Variation in Exposure to Early Elementary Classroom Racial/Ethnic Diversity and Child Development in a Nationally Representative Sample

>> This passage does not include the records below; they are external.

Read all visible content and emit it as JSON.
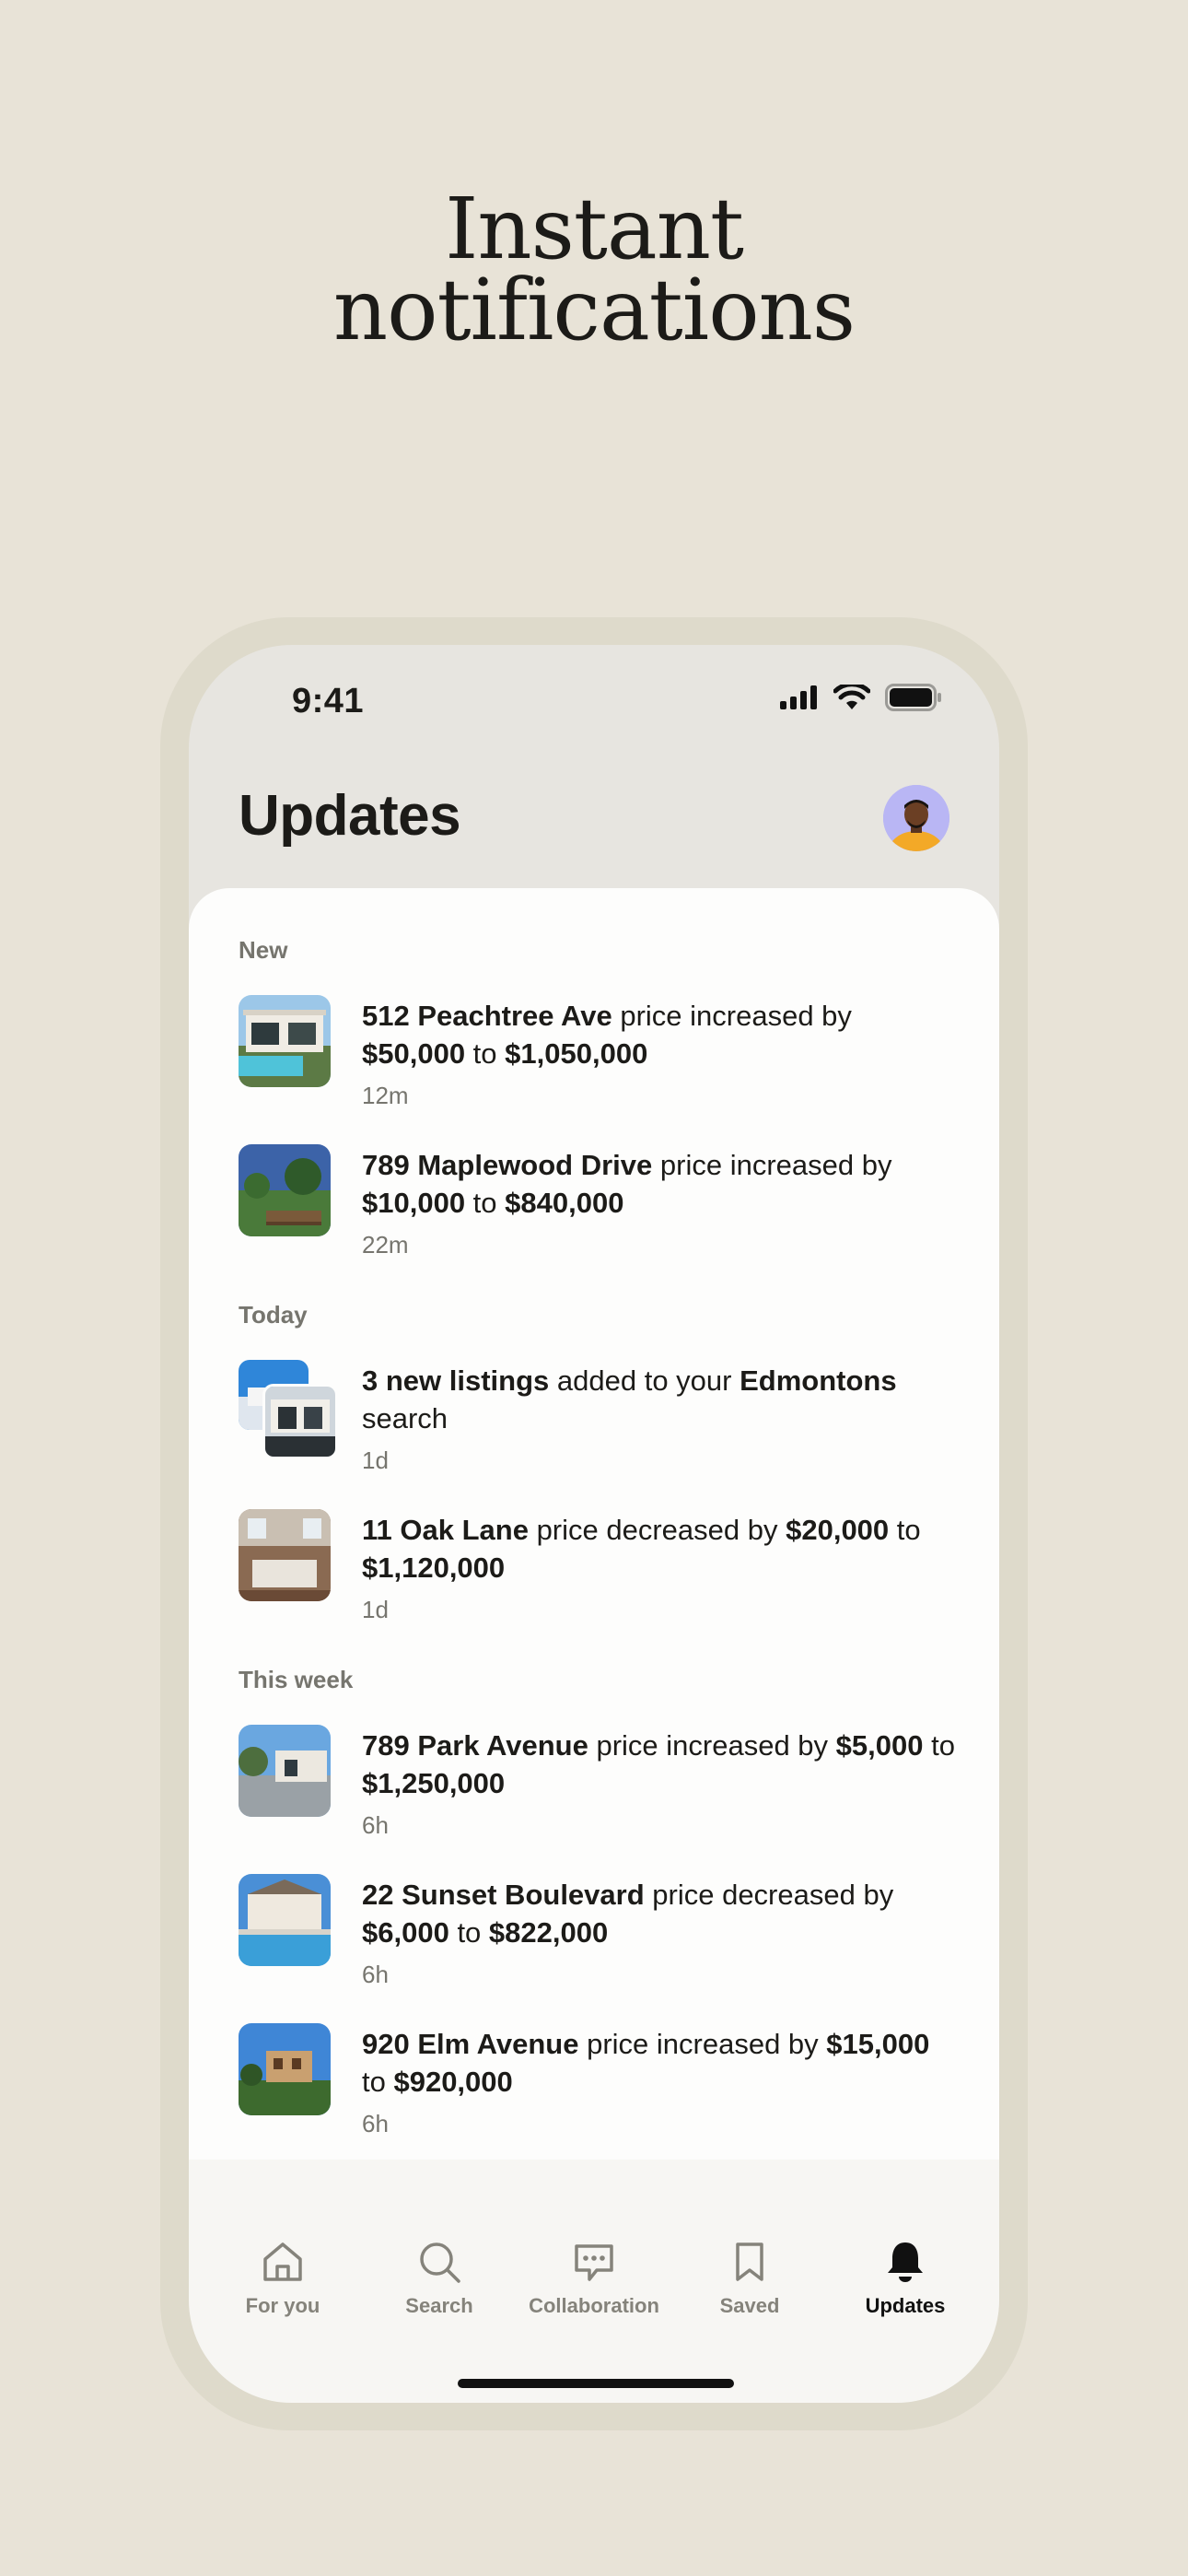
{
  "headline": {
    "line1": "Instant",
    "line2": "notifications"
  },
  "status_bar": {
    "time": "9:41"
  },
  "header": {
    "title": "Updates"
  },
  "sections": {
    "new": "New",
    "today": "Today",
    "this_week": "This week"
  },
  "items": [
    {
      "p1": "512 Peachtree Ave",
      "p2": " price increased by ",
      "p3": "$50,000",
      "p4": " to ",
      "p5": "$1,050,000",
      "time": "12m"
    },
    {
      "p1": "789 Maplewood Drive",
      "p2": " price increased by ",
      "p3": "$10,000",
      "p4": " to ",
      "p5": "$840,000",
      "time": "22m"
    },
    {
      "p1": "3 new listings",
      "p2": " added to your ",
      "p3": "Edmontons",
      "p4": " search",
      "time": "1d"
    },
    {
      "p1": "11 Oak Lane",
      "p2": " price decreased by ",
      "p3": "$20,000",
      "p4": " to ",
      "p5": "$1,120,000",
      "time": "1d"
    },
    {
      "p1": "789 Park Avenue",
      "p2": " price increased by ",
      "p3": "$5,000",
      "p4": " to ",
      "p5": "$1,250,000",
      "time": "6h"
    },
    {
      "p1": "22 Sunset Boulevard",
      "p2": " price decreased by ",
      "p3": "$6,000",
      "p4": " to ",
      "p5": "$822,000",
      "time": "6h"
    },
    {
      "p1": "920 Elm Avenue",
      "p2": " price increased by ",
      "p3": "$15,000",
      "p4": " to ",
      "p5": "$920,000",
      "time": "6h"
    }
  ],
  "tabs": [
    {
      "label": "For you",
      "icon": "home-icon"
    },
    {
      "label": "Search",
      "icon": "search-icon"
    },
    {
      "label": "Collaboration",
      "icon": "chat-icon"
    },
    {
      "label": "Saved",
      "icon": "bookmark-icon"
    },
    {
      "label": "Updates",
      "icon": "bell-icon",
      "active": true
    }
  ],
  "colors": {
    "background": "#e8e3d7",
    "sheet": "#fdfdfc",
    "muted_text": "#76756e",
    "active_tab": "#111111"
  }
}
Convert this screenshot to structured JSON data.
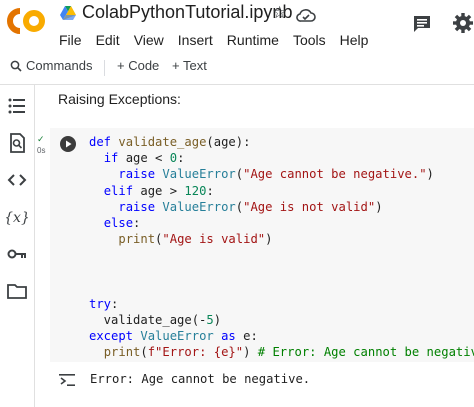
{
  "header": {
    "logo_text": "CO",
    "notebook_title": "ColabPythonTutorial.ipynb",
    "menu": [
      "File",
      "Edit",
      "View",
      "Insert",
      "Runtime",
      "Tools",
      "Help"
    ]
  },
  "toolbar": {
    "commands_label": "Commands",
    "add_code_label": "+ Code",
    "add_text_label": "+ Text"
  },
  "sidebar": {
    "icons": [
      "table-of-contents-icon",
      "find-icon",
      "code-snippets-icon",
      "variables-icon",
      "secrets-key-icon",
      "files-folder-icon"
    ]
  },
  "notebook": {
    "text_cell": "Raising Exceptions:",
    "code_cell": {
      "exec_status": "✓",
      "exec_time": "0s",
      "lines": [
        [
          {
            "t": "def",
            "c": "kw"
          },
          {
            "t": " "
          },
          {
            "t": "validate_age",
            "c": "bi"
          },
          {
            "t": "(age):"
          }
        ],
        [
          {
            "t": "  "
          },
          {
            "t": "if",
            "c": "kw"
          },
          {
            "t": " age < "
          },
          {
            "t": "0",
            "c": "num"
          },
          {
            "t": ":"
          }
        ],
        [
          {
            "t": "    "
          },
          {
            "t": "raise",
            "c": "kw"
          },
          {
            "t": " "
          },
          {
            "t": "ValueError",
            "c": "cls"
          },
          {
            "t": "("
          },
          {
            "t": "\"Age cannot be negative.\"",
            "c": "str"
          },
          {
            "t": ")"
          }
        ],
        [
          {
            "t": "  "
          },
          {
            "t": "elif",
            "c": "kw"
          },
          {
            "t": " age > "
          },
          {
            "t": "120",
            "c": "num"
          },
          {
            "t": ":"
          }
        ],
        [
          {
            "t": "    "
          },
          {
            "t": "raise",
            "c": "kw"
          },
          {
            "t": " "
          },
          {
            "t": "ValueError",
            "c": "cls"
          },
          {
            "t": "("
          },
          {
            "t": "\"Age is not valid\"",
            "c": "str"
          },
          {
            "t": ")"
          }
        ],
        [
          {
            "t": "  "
          },
          {
            "t": "else",
            "c": "kw"
          },
          {
            "t": ":"
          }
        ],
        [
          {
            "t": "    "
          },
          {
            "t": "print",
            "c": "bi"
          },
          {
            "t": "("
          },
          {
            "t": "\"Age is valid\"",
            "c": "str"
          },
          {
            "t": ")"
          }
        ],
        [],
        [],
        [],
        [
          {
            "t": "try",
            "c": "kw"
          },
          {
            "t": ":"
          }
        ],
        [
          {
            "t": "  validate_age(-"
          },
          {
            "t": "5",
            "c": "num"
          },
          {
            "t": ")"
          }
        ],
        [
          {
            "t": "except",
            "c": "kw"
          },
          {
            "t": " "
          },
          {
            "t": "ValueError",
            "c": "cls"
          },
          {
            "t": " "
          },
          {
            "t": "as",
            "c": "kw"
          },
          {
            "t": " e:"
          }
        ],
        [
          {
            "t": "  "
          },
          {
            "t": "print",
            "c": "bi"
          },
          {
            "t": "("
          },
          {
            "t": "f\"Error: {e}\"",
            "c": "str"
          },
          {
            "t": ") "
          },
          {
            "t": "# Error: Age cannot be negative",
            "c": "cm"
          }
        ]
      ]
    },
    "output": "Error: Age cannot be negative."
  },
  "colors": {
    "logo_orange": "#f9ab00",
    "logo_dark_orange": "#e37400",
    "keyword": "#0000ff",
    "string": "#a31515",
    "number": "#098658",
    "class": "#267f99",
    "function": "#795e26",
    "comment": "#008000",
    "cell_background": "#f7f7f7"
  }
}
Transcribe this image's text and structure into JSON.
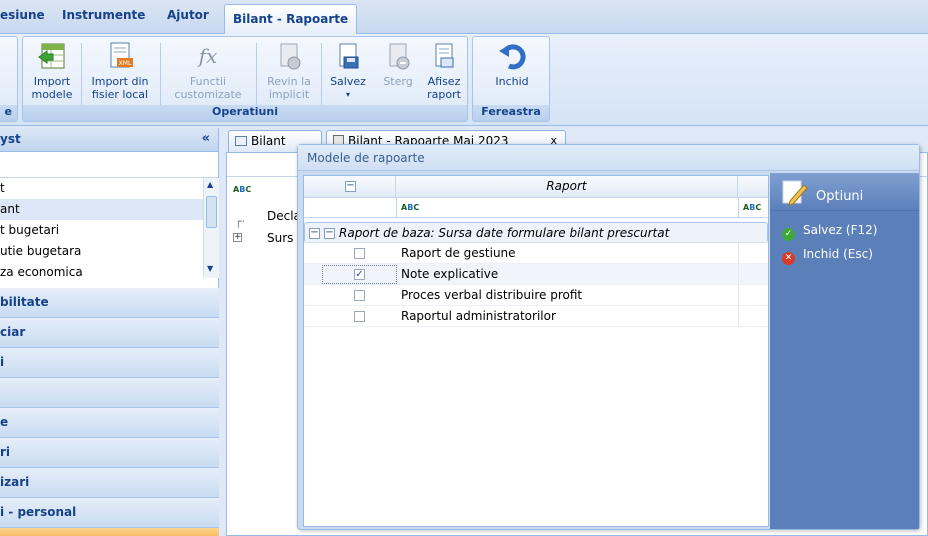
{
  "menu": {
    "tabs": [
      {
        "label": "esiune"
      },
      {
        "label": "Instrumente"
      },
      {
        "label": "Ajutor"
      },
      {
        "label": "Bilant - Rapoarte"
      }
    ]
  },
  "ribbon": {
    "first_group_title_fragment": "e",
    "operatiuni": {
      "title": "Operatiuni",
      "buttons": [
        {
          "label": "Import modele"
        },
        {
          "label": "Import din fisier local"
        },
        {
          "label": "Functii customizate"
        },
        {
          "label": "Revin la implicit"
        },
        {
          "label": "Salvez"
        },
        {
          "label": "Sterg"
        },
        {
          "label": "Afisez raport"
        }
      ]
    },
    "fereastra": {
      "title": "Fereastra",
      "buttons": [
        {
          "label": "Inchid"
        }
      ]
    }
  },
  "left_panel": {
    "title": "yst",
    "collapse_glyph": "«",
    "list": [
      {
        "label": "t"
      },
      {
        "label": "ant"
      },
      {
        "label": "t bugetari"
      },
      {
        "label": "utie bugetara"
      },
      {
        "label": "za economica"
      }
    ],
    "accordion": [
      {
        "label": "bilitate"
      },
      {
        "label": "ciar"
      },
      {
        "label": "i"
      },
      {
        "label": ""
      },
      {
        "label": "e"
      },
      {
        "label": "ri"
      },
      {
        "label": "izari"
      },
      {
        "label": "i - personal"
      }
    ]
  },
  "documents": {
    "tabs": [
      {
        "label": "Bilant"
      },
      {
        "label": "Bilant - Rapoarte Mai 2023"
      }
    ],
    "close_glyph": "x",
    "tree": [
      {
        "label": "Decla"
      },
      {
        "label": "Surs"
      }
    ]
  },
  "dialog": {
    "title": "Modele de rapoarte",
    "grid": {
      "column_header": "Raport",
      "group_label": "Raport de baza: Sursa date formulare bilant prescurtat",
      "rows": [
        {
          "label": "Raport de gestiune",
          "checked": false
        },
        {
          "label": "Note explicative",
          "checked": true
        },
        {
          "label": "Proces verbal distribuire profit",
          "checked": false
        },
        {
          "label": "Raportul administratorilor",
          "checked": false
        }
      ]
    },
    "side": {
      "header": "Optiuni",
      "actions": [
        {
          "label": "Salvez (F12)",
          "color": "#3fa63a"
        },
        {
          "label": "Inchid (Esc)",
          "color": "#d8392b"
        }
      ]
    }
  },
  "colors": {
    "accent": "#15428b",
    "panel_blue": "#5b7fb8",
    "border": "#99bbe8"
  }
}
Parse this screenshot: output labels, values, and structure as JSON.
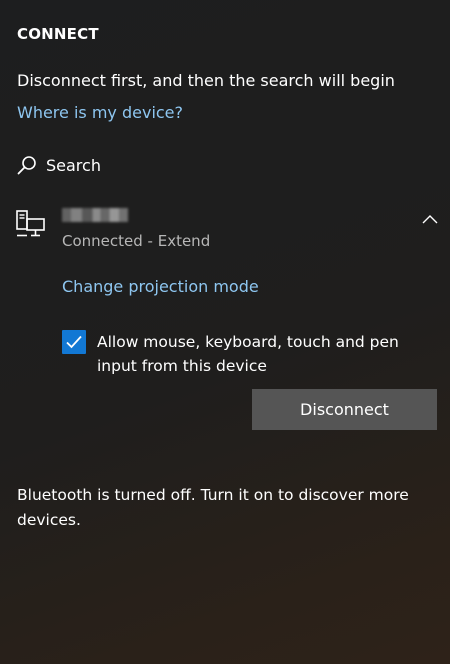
{
  "panel": {
    "title": "CONNECT",
    "info": "Disconnect first, and then the search will begin",
    "help_link": "Where is my device?",
    "search_label": "Search"
  },
  "device": {
    "icon": "display-device-icon",
    "status": "Connected - Extend",
    "projection_link": "Change projection mode",
    "allow_input_checked": true,
    "allow_input_line1": "Allow mouse, keyboard, touch and pen",
    "allow_input_line2": "input from this device",
    "disconnect_label": "Disconnect"
  },
  "bluetooth": {
    "line1": "Bluetooth is turned off. Turn it on to discover more",
    "line2": "devices."
  },
  "colors": {
    "link": "#8ec6f0",
    "accent": "#1278d4",
    "button": "#555555",
    "status": "#b7b7b7"
  }
}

The population of school-age children in the United States is becoming increasingly multicultural; yet, decades after Brown v. Board of Education, schools are increasingly segregated by race/ethnicity. Furthermore, there is evidence that children are also segregated by race/ethnicity across classrooms within the same schools (Conger, 2005; Juvonen, Kogachi, & Graham, 2018). Little is known about how racial/ethnic heterogeneity or homogeneity in children's elementary classrooms impacts their development in social-emotional, executive function, and academic domains. This study explored (1) the extent of variation in children's exposure to racial/ethnic diversity in their kindergarten, first-grade, and second-grade classrooms, (2) how such variation in exposure to diversity was related to children's developmental outcomes, (3) whether such associations differed based on children's individual race-ethnicity, and (4) whether such associations differed based on the average proportion of same-race/ethnicity classmates to which children were exposed over the same grades. This study used a nationally representative sample of 6,740 children from the Early Childhood Longitudinal Study: Kindergarten Cohort of 2010-2011, which followed children over their kindergarten, first-, second-, and third-grade classrooms. Exposure to classroom racial/ethnic diversity over time was operationalized by a) averaging classroom diversity indices over time and b) categorizing children into Consistently Low, Consistently High, and Moderate/Inconsistent diversity exposure groups. Findings suggest that children experience considerable variation in their exposure to racial/ethnic diversity in their early elementary classrooms. Multilevel modeling, nesting children within their kindergarten classrooms, indicated that diversity exposure was significantly, positively related to directly-assessed cognitive flexibility and was significantly, negatively related to teacher-reported internalizing and negative peer interactions, though effect sizes were small. Several significant moderation effects were found for child race/ethnicity in predicting social-emotional and academic outcomes, and proportion of same-race/ethnicity classmates significantly interacted with diversity exposure in predicting cognitive flexibility. These findings may inform debates regarding the purposeful integration of children from diverse racial/ethnic backgrounds and the implementation of ability tracking during the early elementary school grades.
Social psychology|Early childhood education|Educational psychology|Developmental psychology|Ethnic studies
Rucinski, Christina L, "Variation in Exposure to Early Elementary Classroom Racial/Ethnic Diversity and Child Development in a Nationally Representative Sample" (2019). ETD Collection for Fordham University. AAI13880442.